Friday, March 18, 2011.
One highlight of the day was the health fair. Mary and I took pictures ("fotos") of the villagers. See a sample above. Our intention was to charge 1Q, about 13 cents U.S., for each foto as a donation to the school. The first family, about 6 in number and dressed in their finest, posed proudly. When told of the price, they fled. We quickly adjusted; the fotos would be free. Also at the fair, we displayed two methods of water purification. One was a carbon-based filter capable of producing 5 gallons of potable water per 12 hours. The other verion was called WAPIS. It is a system to determine when heated water is pasteurized. A glass capsule contains a wax that melts slightly above the temperature of pasteurization, but short of boiling. The capsule is on a string. The capsule is put in water that is being heated. When the wax melts and flows to the bottom of the capsule, the water is pasteurized. By the string, the capsule is removed. When cooled, the wax is again solid and capable of re-use. This process saves precious wood fuel by not unnecessarily reaching full boiling. Also at the fair, we displayed and sold reading glasses for 3Q, and toothpaste for 1Q. One of our local workers said that he thought the most valuable contribution we were making was the instruction of why and how to brush teeth. The typical Guatemalen diet appears heavy in sweets. Missing teeth are prominent in the early twenties.
After the health fair we had several ceremonies. With the church filled with an estimated 100 people, we were greated with two prayers, one in a form of chant with background recorded music. We heard appreciation from the primary and secondary school principals. Secondary school students performed a skit thanking our volunteer efforts. Two secondary students sang. We presented the school with some money raised at the health fair, and we were presented with gifts of woven pouches that were hung from our necks.
The ceremonies continued down at the school where the new wall and computer lab (the space exiists, but no computers are yet available) were celebrated, as was the new latrine. Everyone was happy and appreciative.

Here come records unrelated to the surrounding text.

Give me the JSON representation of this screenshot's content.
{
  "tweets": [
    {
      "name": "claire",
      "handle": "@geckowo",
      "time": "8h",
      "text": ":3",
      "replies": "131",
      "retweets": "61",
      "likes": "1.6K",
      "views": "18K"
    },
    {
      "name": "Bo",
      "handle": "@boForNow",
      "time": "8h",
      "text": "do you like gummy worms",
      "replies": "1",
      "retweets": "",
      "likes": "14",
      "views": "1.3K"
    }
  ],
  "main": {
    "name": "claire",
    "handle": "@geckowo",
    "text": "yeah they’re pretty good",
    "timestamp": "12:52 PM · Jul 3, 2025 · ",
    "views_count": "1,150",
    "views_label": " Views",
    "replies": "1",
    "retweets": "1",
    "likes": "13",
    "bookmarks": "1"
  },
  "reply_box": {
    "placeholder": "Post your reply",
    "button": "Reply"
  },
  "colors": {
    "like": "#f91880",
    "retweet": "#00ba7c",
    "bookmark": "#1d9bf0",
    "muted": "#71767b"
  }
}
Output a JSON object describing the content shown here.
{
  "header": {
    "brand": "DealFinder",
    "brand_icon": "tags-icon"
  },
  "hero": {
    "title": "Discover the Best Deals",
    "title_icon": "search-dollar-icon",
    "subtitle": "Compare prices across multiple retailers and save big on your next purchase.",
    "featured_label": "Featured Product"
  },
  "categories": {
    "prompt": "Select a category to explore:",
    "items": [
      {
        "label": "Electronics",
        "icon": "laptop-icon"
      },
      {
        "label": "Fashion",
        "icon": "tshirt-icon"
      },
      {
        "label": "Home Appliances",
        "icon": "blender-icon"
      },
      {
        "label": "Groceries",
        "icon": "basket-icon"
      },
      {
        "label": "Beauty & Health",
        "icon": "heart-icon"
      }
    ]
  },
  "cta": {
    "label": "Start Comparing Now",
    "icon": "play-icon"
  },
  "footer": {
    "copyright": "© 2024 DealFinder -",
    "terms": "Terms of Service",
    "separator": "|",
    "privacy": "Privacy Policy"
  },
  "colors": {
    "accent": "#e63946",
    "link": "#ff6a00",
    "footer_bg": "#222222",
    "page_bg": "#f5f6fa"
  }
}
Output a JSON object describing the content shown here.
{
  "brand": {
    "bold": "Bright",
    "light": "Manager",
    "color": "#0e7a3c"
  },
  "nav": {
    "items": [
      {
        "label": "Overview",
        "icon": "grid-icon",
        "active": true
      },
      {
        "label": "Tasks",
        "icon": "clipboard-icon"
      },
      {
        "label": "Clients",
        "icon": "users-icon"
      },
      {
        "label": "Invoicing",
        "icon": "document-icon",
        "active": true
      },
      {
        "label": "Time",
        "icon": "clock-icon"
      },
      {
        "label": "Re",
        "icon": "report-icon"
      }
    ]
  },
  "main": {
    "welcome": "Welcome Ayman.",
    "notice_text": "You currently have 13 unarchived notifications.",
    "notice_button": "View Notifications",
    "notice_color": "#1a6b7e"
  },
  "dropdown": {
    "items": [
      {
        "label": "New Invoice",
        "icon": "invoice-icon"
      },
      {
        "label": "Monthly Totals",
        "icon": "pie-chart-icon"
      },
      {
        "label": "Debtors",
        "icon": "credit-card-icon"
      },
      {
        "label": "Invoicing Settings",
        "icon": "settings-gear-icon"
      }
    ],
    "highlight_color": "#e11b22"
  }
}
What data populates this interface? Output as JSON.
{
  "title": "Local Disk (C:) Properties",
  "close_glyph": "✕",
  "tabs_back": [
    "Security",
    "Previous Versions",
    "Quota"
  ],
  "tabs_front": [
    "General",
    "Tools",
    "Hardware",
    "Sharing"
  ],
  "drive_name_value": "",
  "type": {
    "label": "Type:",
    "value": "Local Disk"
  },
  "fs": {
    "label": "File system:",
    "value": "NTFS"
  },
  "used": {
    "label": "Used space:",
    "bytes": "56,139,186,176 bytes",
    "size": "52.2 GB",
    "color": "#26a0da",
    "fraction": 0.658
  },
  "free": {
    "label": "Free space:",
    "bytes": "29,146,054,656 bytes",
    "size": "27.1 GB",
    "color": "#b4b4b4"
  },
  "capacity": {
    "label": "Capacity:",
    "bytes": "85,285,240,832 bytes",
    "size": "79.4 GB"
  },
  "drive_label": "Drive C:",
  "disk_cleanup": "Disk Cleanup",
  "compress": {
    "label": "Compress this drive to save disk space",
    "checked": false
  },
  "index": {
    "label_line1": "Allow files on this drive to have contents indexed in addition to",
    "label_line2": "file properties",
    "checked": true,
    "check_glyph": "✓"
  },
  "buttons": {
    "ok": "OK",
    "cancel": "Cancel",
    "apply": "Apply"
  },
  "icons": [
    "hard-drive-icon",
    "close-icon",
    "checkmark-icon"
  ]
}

We spent the next several days as tourists in Panajachel and Antigua. Any travel guide can do better at describing those areas than I. The 2011 Guatemalan service trip is history. I have invited others on the trip to contribute comments and pictures. Check to see if anything gets posted.